• [Task requirements]
Work out how many lines in the listing below include the word "arvento". Give nothing but the number.

════════

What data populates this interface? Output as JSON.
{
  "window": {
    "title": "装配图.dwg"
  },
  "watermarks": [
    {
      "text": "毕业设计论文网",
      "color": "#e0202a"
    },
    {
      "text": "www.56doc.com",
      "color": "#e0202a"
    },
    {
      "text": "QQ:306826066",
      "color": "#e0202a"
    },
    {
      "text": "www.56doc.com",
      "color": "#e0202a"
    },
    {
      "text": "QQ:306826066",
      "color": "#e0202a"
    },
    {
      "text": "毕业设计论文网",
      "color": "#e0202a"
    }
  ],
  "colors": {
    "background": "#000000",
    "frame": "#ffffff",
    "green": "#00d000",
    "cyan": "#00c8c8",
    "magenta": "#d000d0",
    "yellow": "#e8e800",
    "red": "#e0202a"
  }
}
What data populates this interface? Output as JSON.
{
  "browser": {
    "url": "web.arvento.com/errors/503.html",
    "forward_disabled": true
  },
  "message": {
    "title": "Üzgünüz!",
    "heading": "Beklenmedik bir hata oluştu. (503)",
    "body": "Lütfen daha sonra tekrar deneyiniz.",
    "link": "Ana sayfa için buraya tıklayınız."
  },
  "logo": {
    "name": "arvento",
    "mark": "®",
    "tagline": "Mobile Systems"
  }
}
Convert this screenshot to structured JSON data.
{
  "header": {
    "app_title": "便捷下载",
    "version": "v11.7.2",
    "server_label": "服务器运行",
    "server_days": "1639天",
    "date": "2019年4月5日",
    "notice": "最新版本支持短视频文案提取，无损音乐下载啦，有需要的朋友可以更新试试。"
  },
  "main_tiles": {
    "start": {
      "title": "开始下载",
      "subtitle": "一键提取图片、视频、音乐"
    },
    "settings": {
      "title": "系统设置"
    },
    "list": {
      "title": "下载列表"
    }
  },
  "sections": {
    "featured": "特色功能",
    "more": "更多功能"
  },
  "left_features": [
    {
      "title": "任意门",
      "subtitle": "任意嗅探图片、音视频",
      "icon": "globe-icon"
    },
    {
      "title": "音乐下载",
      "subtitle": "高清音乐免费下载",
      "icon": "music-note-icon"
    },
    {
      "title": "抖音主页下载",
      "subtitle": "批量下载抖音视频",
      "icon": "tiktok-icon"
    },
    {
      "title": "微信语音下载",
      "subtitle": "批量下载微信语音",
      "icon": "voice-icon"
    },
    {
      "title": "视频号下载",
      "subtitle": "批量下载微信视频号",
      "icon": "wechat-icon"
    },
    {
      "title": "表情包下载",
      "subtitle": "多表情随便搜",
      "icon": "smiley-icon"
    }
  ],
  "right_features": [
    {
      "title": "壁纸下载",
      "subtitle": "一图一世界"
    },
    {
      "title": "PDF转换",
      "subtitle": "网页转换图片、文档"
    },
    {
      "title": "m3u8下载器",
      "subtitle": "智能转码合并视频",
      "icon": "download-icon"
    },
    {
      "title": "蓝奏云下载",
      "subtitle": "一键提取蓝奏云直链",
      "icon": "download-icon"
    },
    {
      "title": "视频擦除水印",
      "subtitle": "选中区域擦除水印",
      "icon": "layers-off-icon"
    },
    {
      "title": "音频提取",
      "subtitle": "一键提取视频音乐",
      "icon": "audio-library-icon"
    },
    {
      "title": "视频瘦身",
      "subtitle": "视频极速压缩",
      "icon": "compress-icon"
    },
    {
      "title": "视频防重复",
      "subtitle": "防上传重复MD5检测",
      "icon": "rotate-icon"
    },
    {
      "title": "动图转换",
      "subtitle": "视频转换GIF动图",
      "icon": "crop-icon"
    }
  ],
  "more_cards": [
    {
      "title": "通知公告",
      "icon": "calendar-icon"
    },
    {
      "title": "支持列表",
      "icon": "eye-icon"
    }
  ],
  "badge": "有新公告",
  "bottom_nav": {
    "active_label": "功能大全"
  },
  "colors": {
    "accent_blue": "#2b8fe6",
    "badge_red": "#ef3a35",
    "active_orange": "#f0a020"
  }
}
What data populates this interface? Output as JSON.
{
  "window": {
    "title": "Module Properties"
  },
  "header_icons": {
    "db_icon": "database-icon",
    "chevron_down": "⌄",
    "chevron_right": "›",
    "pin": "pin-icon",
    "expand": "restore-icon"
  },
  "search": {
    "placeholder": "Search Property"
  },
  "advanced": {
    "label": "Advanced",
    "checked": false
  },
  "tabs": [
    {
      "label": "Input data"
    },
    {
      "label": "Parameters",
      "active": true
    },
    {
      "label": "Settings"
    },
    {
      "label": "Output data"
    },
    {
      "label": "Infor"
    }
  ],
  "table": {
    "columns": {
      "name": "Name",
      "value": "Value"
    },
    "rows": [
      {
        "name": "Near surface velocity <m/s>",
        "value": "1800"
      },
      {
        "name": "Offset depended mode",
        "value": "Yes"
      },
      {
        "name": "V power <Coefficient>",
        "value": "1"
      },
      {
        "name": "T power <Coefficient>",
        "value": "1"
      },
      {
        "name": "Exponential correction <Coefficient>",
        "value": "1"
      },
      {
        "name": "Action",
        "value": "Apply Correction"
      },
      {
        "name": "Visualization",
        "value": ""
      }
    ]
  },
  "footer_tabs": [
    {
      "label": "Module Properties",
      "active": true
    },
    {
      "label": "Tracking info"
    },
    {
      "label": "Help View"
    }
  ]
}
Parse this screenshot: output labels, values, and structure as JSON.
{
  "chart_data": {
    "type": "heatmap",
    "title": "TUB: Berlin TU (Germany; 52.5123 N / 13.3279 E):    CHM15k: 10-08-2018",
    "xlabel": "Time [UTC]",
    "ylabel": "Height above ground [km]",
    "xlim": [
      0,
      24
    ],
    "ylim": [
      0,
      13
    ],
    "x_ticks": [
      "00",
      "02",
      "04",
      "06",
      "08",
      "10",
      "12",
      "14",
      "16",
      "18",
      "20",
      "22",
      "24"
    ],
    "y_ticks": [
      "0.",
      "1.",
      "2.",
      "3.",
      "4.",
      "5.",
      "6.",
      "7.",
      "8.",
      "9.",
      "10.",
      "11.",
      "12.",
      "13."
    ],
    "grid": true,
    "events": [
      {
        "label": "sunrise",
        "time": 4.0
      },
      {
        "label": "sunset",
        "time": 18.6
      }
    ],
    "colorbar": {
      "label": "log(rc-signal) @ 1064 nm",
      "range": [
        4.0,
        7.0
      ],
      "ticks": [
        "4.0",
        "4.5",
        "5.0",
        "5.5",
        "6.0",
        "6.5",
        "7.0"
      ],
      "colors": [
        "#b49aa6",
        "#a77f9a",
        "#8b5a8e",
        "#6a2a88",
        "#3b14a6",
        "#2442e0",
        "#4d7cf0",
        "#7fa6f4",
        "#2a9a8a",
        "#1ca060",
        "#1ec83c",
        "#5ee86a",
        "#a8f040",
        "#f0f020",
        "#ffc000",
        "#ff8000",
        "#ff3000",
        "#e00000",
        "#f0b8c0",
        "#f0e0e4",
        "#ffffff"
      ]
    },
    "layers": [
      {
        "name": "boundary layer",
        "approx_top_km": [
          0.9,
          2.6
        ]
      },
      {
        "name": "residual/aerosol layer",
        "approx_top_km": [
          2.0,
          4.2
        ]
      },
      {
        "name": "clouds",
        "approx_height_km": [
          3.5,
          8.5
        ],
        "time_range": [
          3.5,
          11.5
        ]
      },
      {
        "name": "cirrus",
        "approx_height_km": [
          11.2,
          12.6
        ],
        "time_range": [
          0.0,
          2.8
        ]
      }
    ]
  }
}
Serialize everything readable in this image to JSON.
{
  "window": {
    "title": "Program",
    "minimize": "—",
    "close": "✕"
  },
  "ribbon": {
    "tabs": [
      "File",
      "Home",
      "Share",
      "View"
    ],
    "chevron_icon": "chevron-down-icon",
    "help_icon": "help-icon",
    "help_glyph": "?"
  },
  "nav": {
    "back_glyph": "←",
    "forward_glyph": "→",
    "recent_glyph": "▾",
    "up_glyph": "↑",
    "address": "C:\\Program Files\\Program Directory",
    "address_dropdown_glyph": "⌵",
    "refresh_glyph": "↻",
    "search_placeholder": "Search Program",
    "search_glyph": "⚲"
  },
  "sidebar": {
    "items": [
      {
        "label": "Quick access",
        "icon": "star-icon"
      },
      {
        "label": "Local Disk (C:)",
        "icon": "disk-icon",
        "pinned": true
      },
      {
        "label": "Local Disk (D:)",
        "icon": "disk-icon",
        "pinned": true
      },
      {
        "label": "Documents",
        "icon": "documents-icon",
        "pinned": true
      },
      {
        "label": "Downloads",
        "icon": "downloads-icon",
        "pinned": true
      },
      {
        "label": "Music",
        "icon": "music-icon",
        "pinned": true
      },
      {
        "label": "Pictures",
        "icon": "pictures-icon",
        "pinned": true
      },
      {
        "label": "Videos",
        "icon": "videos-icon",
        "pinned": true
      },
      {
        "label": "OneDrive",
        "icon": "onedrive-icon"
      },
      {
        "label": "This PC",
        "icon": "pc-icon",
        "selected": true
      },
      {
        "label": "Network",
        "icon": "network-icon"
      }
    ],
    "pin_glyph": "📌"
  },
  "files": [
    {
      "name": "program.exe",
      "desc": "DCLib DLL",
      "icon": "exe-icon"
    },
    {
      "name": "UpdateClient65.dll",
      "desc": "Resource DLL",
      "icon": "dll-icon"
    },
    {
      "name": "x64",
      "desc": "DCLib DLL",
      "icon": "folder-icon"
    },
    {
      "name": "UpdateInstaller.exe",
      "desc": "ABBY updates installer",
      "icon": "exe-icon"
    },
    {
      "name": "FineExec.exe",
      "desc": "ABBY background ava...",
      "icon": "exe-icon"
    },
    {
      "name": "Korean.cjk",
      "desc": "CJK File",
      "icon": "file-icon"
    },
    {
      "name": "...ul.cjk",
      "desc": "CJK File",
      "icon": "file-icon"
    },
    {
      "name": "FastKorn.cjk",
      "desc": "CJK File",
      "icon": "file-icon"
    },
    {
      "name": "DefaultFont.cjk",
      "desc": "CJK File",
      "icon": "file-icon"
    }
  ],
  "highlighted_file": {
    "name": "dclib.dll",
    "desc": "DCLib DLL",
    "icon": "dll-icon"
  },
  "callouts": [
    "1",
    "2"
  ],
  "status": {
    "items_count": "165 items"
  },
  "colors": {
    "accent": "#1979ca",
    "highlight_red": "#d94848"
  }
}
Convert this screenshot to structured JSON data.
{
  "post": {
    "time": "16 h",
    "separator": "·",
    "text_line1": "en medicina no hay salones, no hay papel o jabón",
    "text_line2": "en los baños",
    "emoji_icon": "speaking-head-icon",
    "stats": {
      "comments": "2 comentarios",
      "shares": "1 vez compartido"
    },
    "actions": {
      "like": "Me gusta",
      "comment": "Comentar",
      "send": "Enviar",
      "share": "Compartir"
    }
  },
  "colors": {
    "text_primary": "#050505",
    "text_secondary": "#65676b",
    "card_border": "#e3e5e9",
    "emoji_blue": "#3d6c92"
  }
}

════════

• [Task answer]
2